I came face to face with one of my heroes this weekend. When I was little, I wanted to work with wild animals particularly the endearing chimpanzees. Then I wanted to save the rainforests. Now, I'm in Calgary just trying to save useful waste from the garbage and making worm compost out of it instead. However there is a woman who fulfilled her childhood ambitions and beyond.  Dr. Jane Goodall is someone I have long admired and I went to see her give a serious, sometimes humorous account of her life's work in front of a sell-out crowd at the Jubilee Auditorium in Calgary. This sprightly but soft spoken woman pursued her dream to go into the jungles of Africa to study chimpanzees. She did this at the start of the new decade of the 60's when she was only twenty-six, and way back when single woman didn't do that sort of thing. A mix of her own determination, the belief of others in her, and the hand of fate gave her the opportunity to study our closest cousins without the usual requisite fancy university degrees.
Jane Goodall
She went on to observe that chimpanzees like us, display emotion; both good and bad, have the ability to fashion tools and pass their group's culture on from one generation to the next. In fact chimpanzees biologically, have more in common with humans than they do gorillas. Unfortunately, the one thing we have mastered that the other great apes don't share with us, is destroying theirs and our own habitat -yet we are supposed to be the most intelligent.

The venerable Dr. Jane Goodall is not a household name in some parts, but she should be. She is now seventy six years old and it would take way too long to list her achievements and talk about her tireless commitment to conservation issues. But do check out her Roots and Shoots program.

Jane Goodall talks to Jon Stewart on The Daily Show

Jane Goodall seems amazingly gracious and patient with her time.
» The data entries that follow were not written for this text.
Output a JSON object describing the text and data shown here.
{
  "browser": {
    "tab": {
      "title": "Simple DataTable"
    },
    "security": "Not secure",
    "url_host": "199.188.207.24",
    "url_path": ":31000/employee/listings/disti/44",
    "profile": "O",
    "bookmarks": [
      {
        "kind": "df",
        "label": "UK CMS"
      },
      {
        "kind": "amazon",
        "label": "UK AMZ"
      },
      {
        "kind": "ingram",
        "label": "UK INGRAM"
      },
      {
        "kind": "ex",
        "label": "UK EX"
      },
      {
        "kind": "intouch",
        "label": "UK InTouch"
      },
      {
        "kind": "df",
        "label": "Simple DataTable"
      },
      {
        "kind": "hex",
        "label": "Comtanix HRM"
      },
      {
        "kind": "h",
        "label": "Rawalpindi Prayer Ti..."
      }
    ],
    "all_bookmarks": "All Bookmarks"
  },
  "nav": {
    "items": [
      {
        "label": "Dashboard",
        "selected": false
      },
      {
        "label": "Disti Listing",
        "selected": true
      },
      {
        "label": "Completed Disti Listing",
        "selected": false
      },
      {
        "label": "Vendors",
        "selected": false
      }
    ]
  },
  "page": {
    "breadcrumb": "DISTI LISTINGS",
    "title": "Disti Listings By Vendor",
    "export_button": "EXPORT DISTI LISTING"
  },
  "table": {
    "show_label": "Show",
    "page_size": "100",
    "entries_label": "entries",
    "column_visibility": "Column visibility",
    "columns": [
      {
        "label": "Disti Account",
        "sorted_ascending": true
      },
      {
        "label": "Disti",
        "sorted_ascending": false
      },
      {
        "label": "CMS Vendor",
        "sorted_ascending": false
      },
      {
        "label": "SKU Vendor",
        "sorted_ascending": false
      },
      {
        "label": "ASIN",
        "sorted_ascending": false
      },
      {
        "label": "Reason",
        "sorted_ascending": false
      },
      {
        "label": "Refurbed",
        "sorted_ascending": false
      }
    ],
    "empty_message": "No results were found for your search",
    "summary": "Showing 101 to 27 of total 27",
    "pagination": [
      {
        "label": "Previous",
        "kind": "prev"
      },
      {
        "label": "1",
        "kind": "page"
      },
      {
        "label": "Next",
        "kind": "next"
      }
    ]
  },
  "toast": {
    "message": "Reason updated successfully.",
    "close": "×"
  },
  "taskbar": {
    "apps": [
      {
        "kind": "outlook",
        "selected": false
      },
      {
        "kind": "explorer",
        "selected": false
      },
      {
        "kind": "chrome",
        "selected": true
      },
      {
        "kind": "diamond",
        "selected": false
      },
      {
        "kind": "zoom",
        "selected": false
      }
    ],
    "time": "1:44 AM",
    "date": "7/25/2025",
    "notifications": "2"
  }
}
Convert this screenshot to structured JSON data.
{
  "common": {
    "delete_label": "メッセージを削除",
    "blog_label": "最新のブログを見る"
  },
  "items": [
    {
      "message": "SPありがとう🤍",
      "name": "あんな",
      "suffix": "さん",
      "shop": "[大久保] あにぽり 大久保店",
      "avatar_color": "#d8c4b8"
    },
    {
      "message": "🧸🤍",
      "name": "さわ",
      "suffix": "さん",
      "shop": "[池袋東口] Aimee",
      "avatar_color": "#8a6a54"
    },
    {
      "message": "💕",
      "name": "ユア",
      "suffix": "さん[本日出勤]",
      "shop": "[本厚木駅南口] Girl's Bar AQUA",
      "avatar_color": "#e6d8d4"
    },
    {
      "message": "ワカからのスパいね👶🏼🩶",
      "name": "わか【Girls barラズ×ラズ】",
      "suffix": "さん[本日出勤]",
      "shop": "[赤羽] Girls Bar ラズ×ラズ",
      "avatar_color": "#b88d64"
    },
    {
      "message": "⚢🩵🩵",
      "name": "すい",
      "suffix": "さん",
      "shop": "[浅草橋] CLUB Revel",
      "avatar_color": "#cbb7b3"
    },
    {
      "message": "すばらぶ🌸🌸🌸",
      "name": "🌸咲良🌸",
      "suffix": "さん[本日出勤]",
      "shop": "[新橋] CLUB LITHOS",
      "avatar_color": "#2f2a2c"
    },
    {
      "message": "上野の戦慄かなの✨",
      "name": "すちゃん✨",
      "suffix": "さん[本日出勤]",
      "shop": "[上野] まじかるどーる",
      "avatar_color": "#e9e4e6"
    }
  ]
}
Nearly everyone in that auditorium bought something to be signed by her. When they ran out of books, people "fought" over tote bags and t-shirts. When they ran out of those, people willingly donated $5 towards the Jane Goodall Institute for a handout to have her signature. However, I wasn't one of them; I looked at the massive queue snaking out the main doors and resigned myself to leaving without ever meeting her.
Just as I was about to walk away, someone at the now empty stall announced they had discovered one more book -"In the shadow of man." I was momentarily stunned by this bit of luck then snapped it up. I went to the very back of the queue and shuffled along reading passages of her first journey to Gombe to study chimpanzees.

Jane Goodall had to have been signing various articles of paraphernalia and smiling for the camera for at least an hour and half by the time I rolled up to stand beside her. She has to be one of the most beautiful people I've ever encountered. Not only physically, but in spirit as well. It might have been with relief in her eyes when she looked at me, glad she was nearing the end of the line up, yet joking aside, she looked right at me, right into me and touched something that turned the emotional tap on. I'm welling up now thinking about her smile and her indescribable non-verbal communication. I know many people left that night feeling they had encountered someone very special; I want to say a saint, because for her amazing work alone and then the graciousness and kindness she showed that night she, in my mind,  had the aura of a saint.  And miraculously her writing was still legible after her innumerable nth signing.........


  1. I'm so glad you got to see her speak! I didn't realize she was back in Calgary. I have a B.Sc degree in Primatology (study of primates) and it's because of Jane Goodall. I'm normally not a loud person, but the first time I saw her speak I was so compelled to ask a question that I stood on my chair, jumped up and down yelling "pick me" much to the embarrassment of my friends (she did and I got to ask my question). Jane Goodall is really that moving! I have 2 books signed by her and they are among my prized possessions. She has changed the way we think about animals, conservation and pursuing our dreams. I'm so glad you got to see her speak and I'm so glad that people recognize her for the incredible woman she is!

  2. Wow, that's fantastic you pursued a degree in Primatology. Did you go on field trips? I spoke with some volunteers at the event who are students at UofC and they told of trips to Belize. I was quite envious having never got round to pursuing my childhood dream of studying zoology. But I believe each of us still can make positive impacts on the world around us - we need to- and Jane Goodall is a mighty inspiration.